This morning, the cat escaped as The Man and The Boy left to go to Grammy’s.
He’s escaped before, but usually sticks close to the back deck, or just circles the house, allowing us to follow him. Today, however, there was a rabbit involved, and the hunter in Raffi burst loose. When the man went to retrieve him from the back ditch (between our lot and an overgrown field behind our house), Raffi actually hissed at him and bared his teeth.
Rather than risking a hand to the monster, The Man decided to drop The Boy off, and return to see if he could get him back inside. But when he returned, Raffi was nowhere in sight.
He called me at work, and all the possible outcomes ran through my head, and remained in the back of my mind all day. When I ran home after work to change, I looked all over the property, making smoochy noises, purring, and chirping as I went. Nothing.
I started to think he was gone for good.
And I started to wonder what I was going to say to The Boy when he asked if Raffi had come back.
I prepared him as best I could, explaining that he may come back tonight, or sometime in the next few days, but that if he didn’t come back in about a week, he may be gone for good. He processed this, and seemed ok, but when we got home and Raffi was still not around, he began a negative cycle, which was not going to end well.
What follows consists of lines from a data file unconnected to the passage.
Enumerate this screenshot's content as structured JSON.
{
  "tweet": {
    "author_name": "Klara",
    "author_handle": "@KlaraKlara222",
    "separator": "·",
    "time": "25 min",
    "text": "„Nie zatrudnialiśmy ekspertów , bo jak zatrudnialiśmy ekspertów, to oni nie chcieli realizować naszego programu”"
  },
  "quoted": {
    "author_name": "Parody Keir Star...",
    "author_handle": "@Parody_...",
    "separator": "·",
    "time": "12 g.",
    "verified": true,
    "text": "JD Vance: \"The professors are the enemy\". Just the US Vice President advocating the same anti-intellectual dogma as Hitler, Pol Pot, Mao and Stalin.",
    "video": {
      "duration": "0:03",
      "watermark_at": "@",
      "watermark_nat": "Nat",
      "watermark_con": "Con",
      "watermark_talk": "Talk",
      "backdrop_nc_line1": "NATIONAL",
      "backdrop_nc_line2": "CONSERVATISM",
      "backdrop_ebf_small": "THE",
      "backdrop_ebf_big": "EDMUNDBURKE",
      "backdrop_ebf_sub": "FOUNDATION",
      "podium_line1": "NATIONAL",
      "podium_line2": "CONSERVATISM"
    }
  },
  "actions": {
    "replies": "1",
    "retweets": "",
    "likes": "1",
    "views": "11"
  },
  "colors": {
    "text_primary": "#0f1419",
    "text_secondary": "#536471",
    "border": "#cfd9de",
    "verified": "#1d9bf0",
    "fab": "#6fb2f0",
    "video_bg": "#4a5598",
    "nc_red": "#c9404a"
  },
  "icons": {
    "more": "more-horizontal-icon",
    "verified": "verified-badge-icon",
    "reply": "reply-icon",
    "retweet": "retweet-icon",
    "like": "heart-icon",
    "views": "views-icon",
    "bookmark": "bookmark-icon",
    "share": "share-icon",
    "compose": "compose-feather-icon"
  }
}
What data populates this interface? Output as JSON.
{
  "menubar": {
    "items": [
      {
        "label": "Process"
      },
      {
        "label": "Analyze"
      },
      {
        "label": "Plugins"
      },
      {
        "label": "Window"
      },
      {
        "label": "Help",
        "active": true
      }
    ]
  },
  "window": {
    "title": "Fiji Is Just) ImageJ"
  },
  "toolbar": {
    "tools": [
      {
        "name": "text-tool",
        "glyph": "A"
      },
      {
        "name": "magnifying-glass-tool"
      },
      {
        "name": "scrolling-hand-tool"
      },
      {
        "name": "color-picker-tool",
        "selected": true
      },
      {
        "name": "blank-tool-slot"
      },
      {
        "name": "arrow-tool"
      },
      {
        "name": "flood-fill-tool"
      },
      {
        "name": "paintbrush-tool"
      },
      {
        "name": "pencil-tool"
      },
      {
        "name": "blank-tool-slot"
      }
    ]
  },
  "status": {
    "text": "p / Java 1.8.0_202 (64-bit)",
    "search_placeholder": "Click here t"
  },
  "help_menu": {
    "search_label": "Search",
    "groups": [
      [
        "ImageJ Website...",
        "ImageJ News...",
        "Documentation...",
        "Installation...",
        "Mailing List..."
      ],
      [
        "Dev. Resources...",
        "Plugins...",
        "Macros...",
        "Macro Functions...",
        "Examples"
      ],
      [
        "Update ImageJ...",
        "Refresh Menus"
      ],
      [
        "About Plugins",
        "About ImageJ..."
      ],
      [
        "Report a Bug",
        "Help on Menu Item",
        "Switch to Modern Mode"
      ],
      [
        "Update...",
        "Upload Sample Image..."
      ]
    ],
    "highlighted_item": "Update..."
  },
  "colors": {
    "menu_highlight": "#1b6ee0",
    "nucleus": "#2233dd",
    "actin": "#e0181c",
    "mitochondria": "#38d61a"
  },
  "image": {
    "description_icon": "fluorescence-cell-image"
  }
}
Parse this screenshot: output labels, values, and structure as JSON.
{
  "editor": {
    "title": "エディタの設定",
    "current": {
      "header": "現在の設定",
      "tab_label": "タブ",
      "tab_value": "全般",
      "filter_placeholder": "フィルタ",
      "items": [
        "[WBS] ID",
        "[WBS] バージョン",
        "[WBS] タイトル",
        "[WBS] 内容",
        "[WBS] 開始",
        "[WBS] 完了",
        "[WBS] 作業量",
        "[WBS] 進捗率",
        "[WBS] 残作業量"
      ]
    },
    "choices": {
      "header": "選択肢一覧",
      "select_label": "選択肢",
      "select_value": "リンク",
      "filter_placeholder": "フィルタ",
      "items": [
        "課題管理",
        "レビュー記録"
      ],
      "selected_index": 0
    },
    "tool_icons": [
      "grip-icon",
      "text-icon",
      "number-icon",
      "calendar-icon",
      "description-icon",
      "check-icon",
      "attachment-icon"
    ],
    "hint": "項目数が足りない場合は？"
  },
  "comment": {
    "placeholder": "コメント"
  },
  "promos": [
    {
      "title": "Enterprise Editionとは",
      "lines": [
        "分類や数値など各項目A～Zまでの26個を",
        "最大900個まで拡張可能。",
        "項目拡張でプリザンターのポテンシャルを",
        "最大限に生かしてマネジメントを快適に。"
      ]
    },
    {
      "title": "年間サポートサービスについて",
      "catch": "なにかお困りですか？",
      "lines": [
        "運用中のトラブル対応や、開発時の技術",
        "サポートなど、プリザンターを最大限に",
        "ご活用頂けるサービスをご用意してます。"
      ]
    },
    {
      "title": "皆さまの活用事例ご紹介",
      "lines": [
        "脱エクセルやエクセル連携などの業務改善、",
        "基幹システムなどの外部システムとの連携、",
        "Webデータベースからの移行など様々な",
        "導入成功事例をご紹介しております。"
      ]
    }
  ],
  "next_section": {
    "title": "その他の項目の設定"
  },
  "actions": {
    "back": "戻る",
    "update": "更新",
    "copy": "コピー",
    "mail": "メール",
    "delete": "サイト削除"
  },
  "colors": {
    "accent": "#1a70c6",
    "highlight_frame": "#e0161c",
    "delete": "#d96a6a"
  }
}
How do you tell a kid to be patient when he is worried he’ll never see his cat again?
After about an hour of the pacing, the self-talk that started to get louder, including phrases like, “He’s NOT coming back,” I heard The Man’s truck pull in.
And then I heard a small kerfuffle, and The Man saying, “Open the door!” to The Boy, who was outside pacing the deck.
And Raffi was back.
Raffi was visibly tired after carousing the neighborhood, or ditches, or the neighboring golf course… who knows where he went (we are contemplating a go pro for his head in case he pulls this stunt again, because we are that curious). The rest of us were incredibly relieved, and impressed he could find his way home. And The Boy was happy not to have been abandoned after all.